Researchers scratch the Earth's surface to get a closer look at seismic activity
Tremors have long wreaked havoc across the globe and Africa has not been left without a scratch. Evidence shows that the rift valley in Ethiopia is expanding, albeit at a slow rate. Enter a group of international researchers, led by Dr Tim Wright, a geophysicist at the University of Leeds, who successfully clinched a €3.79 million grant from the National Environment Research Council (NERC) in the UK to study seismic activities that occur in the Afar desert of Northern Ethiopia.
Apart from dealing with ground parts that shifted eight metres, the region was dealt a huge blow when more than two billion cubic metres of magma oozed into a crack between the two tectonic plates, triggering an even bigger separation.
This study affords the 28 researchers the chance to better understand the development
and movement of continents. “Much of the activity between the continental
shelves takes place deep underwater at the mid-ocean ridges,” said Dr Wright. “Ethiopia
is the only place on the planet where we can see a continent splitting apart
on dry land.”
“It's very exciting because we're witnessing the birth of a
new ocean,” explained Dr Wright. “We don't know what is going to happen,
but we believe that it may turn parts of Northern Ethiopia and Eritrea into an

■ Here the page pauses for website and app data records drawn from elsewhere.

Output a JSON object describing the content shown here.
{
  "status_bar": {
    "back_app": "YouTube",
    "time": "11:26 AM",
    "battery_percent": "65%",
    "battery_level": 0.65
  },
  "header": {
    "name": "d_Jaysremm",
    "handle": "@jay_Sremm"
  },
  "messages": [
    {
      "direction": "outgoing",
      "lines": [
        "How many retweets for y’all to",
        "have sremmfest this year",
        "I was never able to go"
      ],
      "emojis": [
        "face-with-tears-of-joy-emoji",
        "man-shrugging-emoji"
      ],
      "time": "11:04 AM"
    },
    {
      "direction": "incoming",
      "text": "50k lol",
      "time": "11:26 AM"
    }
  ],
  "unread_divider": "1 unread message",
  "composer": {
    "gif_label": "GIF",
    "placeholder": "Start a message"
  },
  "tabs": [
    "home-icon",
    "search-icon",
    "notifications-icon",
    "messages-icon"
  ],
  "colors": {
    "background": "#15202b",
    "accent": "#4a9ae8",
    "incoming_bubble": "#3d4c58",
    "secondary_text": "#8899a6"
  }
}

island, before a much larger land mass – the horn of Africa – breaks off from